Everything we do – our jobs, our self-seeking hobbies and endeavors, even some of our relationships are framed around ensuring our own comfort, our own happiness, our own individual lives. When we spend the majority of our time tending to people who do not directly impact our own communities, we are often deluded into thinking we are not spending time for ourselves. In reality, if we invested that amount of time into the people in our community, we would be able to see this is very much like investing in ourselves. Time invested into a community is an investment in ourselves. Making yourself known, how your life is changing, how your perspectives are shifting on a normal and consistent basis is a necessity. At Christmas, we send updates on what we accomplished, where we visited, awards we won, and milestones we reached. From those bullets, could you answer how the bumpy the train ride was to
What often happens is that what we do not share with others is what is often left unattended. There is only so much you can cultivate in your own mind without the replenishing rain of other’s opinions. We spend more time building ourselves up so we can stand our ground in an argument. We love to spread ourselves thin and busy so we can feel productive and then collapse into evenings wondering why we feel so scattered and distant from others. The days of lives accumulate. It accumulates to feeling like we do not exist or even matter.
Communities exist not to block the pain of suffering or protect against the daily agonies that strengthen our lives. Communities exist to shield ourselves against ourselves. Communities are there to tell you to ease up on yourself, to make common what you think is a uniquely designed punishment from God, and to expand parties into festivals.

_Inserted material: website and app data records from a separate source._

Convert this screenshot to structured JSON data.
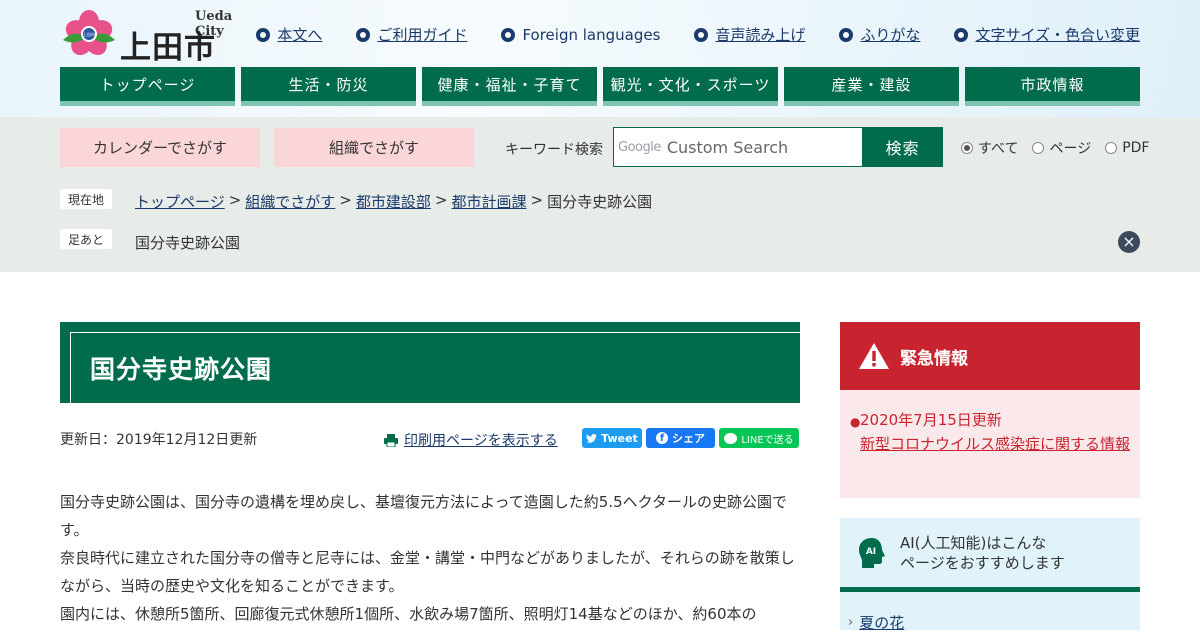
{
  "header": {
    "logo_en": "Ueda City",
    "logo_jp": "上田市",
    "logo_seal_text": "上田市",
    "util_links": [
      {
        "label": "本文へ"
      },
      {
        "label": "ご利用ガイド"
      },
      {
        "label": "Foreign languages"
      },
      {
        "label": "音声読み上げ"
      },
      {
        "label": "ふりがな"
      },
      {
        "label": "文字サイズ・色合い変更"
      }
    ]
  },
  "gnav": [
    "トップページ",
    "生活・防災",
    "健康・福祉・子育て",
    "観光・文化・スポーツ",
    "産業・建設",
    "市政情報"
  ],
  "search": {
    "calendar_label": "カレンダーでさがす",
    "org_label": "組織でさがす",
    "keyword_label": "キーワード検索",
    "google_label": "Google",
    "placeholder": "Custom Search",
    "button_label": "検索",
    "options": [
      {
        "label": "すべて",
        "selected": true
      },
      {
        "label": "ページ",
        "selected": false
      },
      {
        "label": "PDF",
        "selected": false
      }
    ]
  },
  "location": {
    "current_tag": "現在地",
    "footprint_tag": "足あと",
    "crumbs": [
      "トップページ",
      "組織でさがす",
      "都市建設部",
      "都市計画課"
    ],
    "separator": ">",
    "current": "国分寺史跡公園",
    "footprint": "国分寺史跡公園"
  },
  "article": {
    "title": "国分寺史跡公園",
    "updated": "更新日：2019年12月12日更新",
    "print_label": "印刷用ページを表示する",
    "tweet_label": "Tweet",
    "share_label": "シェア",
    "line_label": "LINEで送る",
    "paragraphs": [
      "国分寺史跡公園は、国分寺の遺構を埋め戻し、基壇復元方法によって造園した約5.5ヘクタールの史跡公園です。",
      "奈良時代に建立された国分寺の僧寺と尼寺には、金堂・講堂・中門などがありましたが、それらの跡を散策しながら、当時の歴史や文化を知ることができます。",
      "園内には、休憩所5箇所、回廊復元式休憩所1個所、水飲み場7箇所、照明灯14基などのほか、約60本の"
    ]
  },
  "sidebar": {
    "emergency_title": "緊急情報",
    "emergency_date": "2020年7月15日更新",
    "emergency_link": "新型コロナウイルス感染症に関する情報",
    "ai_badge": "AI",
    "ai_title_line1": "AI(人工知能)はこんな",
    "ai_title_line2": "ページをおすすめします",
    "ai_item": "夏の花"
  },
  "colors": {
    "brand_green": "#006c4c",
    "emergency_red": "#c8242f",
    "link_navy": "#1a3a6b"
  }
}
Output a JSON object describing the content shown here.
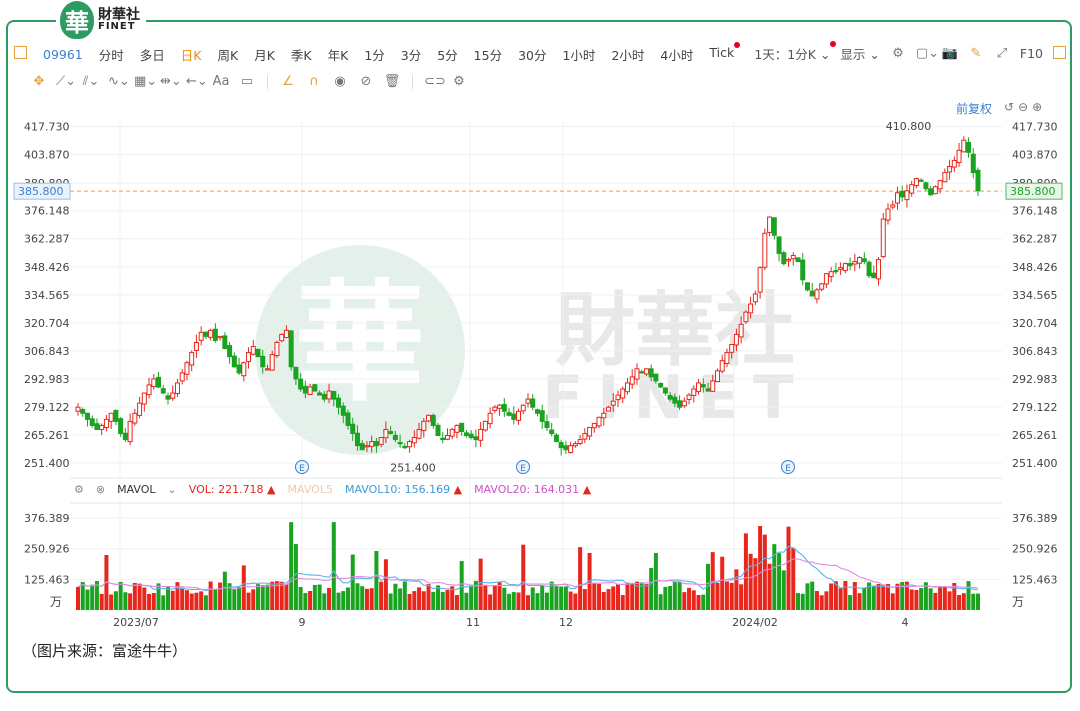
{
  "brand": {
    "badge": "華",
    "name_cn": "財華社",
    "name_en": "FINET"
  },
  "toolbar": {
    "symbol": "09961",
    "periods": [
      "分时",
      "多日",
      "日K",
      "周K",
      "月K",
      "季K",
      "年K",
      "1分",
      "3分",
      "5分",
      "15分",
      "30分",
      "1小时",
      "2小时",
      "4小时",
      "Tick"
    ],
    "active_period": "日K",
    "day_label": "1天：1分K",
    "display_label": "显示",
    "right_label": "F10"
  },
  "restore_label": "前复权",
  "price_axis": {
    "ticks": [
      "417.730",
      "403.870",
      "389.800",
      "376.148",
      "362.287",
      "348.426",
      "334.565",
      "320.704",
      "306.843",
      "292.983",
      "279.122",
      "265.261",
      "251.400"
    ],
    "current": "385.800"
  },
  "annotations": {
    "high": "410.800",
    "low": "251.400"
  },
  "volume": {
    "indicator": "MAVOL",
    "vol": "VOL: 221.718",
    "mavol5": "MAVOL5",
    "mavol10": "MAVOL10: 156.169",
    "mavol20": "MAVOL20: 164.031",
    "ticks": [
      "376.389",
      "250.926",
      "125.463"
    ],
    "unit": "万"
  },
  "x_axis": {
    "labels": [
      "2023/07",
      "9",
      "11",
      "12",
      "2024/02",
      "4"
    ]
  },
  "caption": "（图片来源：富途牛牛）",
  "colors": {
    "up": "#e8261c",
    "down": "#1aa321",
    "accent": "#2e9b63",
    "link": "#3b7fd1",
    "active": "#f08c00",
    "ma10": "#5bb4e8",
    "ma20": "#e58ae2"
  },
  "chart_data": {
    "type": "candlestick",
    "title": "",
    "ylim": [
      245,
      420
    ],
    "x_labels": [
      "2023/07",
      "9",
      "11",
      "12",
      "2024/02",
      "4"
    ],
    "closes": [
      279,
      276,
      273,
      270,
      268,
      270,
      273,
      276,
      272,
      266,
      263,
      272,
      276,
      281,
      286,
      290,
      293,
      289,
      286,
      283,
      286,
      291,
      296,
      301,
      306,
      311,
      316,
      314,
      317,
      312,
      314,
      308,
      304,
      299,
      296,
      301,
      306,
      309,
      304,
      299,
      298,
      305,
      311,
      315,
      317,
      299,
      293,
      288,
      286,
      289,
      287,
      285,
      283,
      287,
      283,
      279,
      275,
      270,
      266,
      260,
      258,
      260,
      262,
      260,
      264,
      268,
      266,
      263,
      261,
      259,
      262,
      264,
      268,
      272,
      275,
      270,
      265,
      263,
      265,
      268,
      270,
      267,
      265,
      264,
      263,
      268,
      272,
      276,
      279,
      280,
      277,
      275,
      273,
      277,
      280,
      283,
      279,
      276,
      272,
      269,
      266,
      262,
      259,
      258,
      260,
      261,
      263,
      266,
      269,
      271,
      274,
      276,
      279,
      282,
      285,
      288,
      291,
      294,
      298,
      296,
      298,
      294,
      292,
      289,
      286,
      283,
      281,
      279,
      282,
      285,
      288,
      291,
      289,
      287,
      292,
      297,
      302,
      306,
      310,
      315,
      320,
      326,
      330,
      335,
      348,
      365,
      373,
      364,
      355,
      350,
      352,
      354,
      351,
      342,
      337,
      334,
      337,
      340,
      345,
      346,
      346,
      348,
      350,
      349,
      351,
      353,
      351,
      344,
      343,
      352,
      372,
      377,
      379,
      385,
      383,
      386,
      389,
      392,
      391,
      387,
      384,
      388,
      391,
      395,
      398,
      401,
      406,
      411,
      405,
      395,
      386
    ]
  }
}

Communities protect against selfishness, thinking that my life only about my life. Communities protect against imploding from the guilt I accumulate over the years over what I should have done better or known. They intervene to put up road signs when we’re going down a path of negligence and self-absorption. We are reminded that we are a part of something larger and therefore have responsibilities to something larger than our egos and self-righteousness. Embarrassment diffuses quicker, risks are more holistically evaluated, and consideration extends beyond our own skin.
Communities are never binding or threatening. They can be dreaded and even resented, but they are never stealing. They require and give and ask and take. But the result, the awe of connection and sharing life instead of sharing information is an unfolding gift that cannot be appreciated or loved fully because of its massiveness.
To seek a village is not enough. It must be built, sustained, and raised before it can raise a child, save a marriage, or deliver salvation.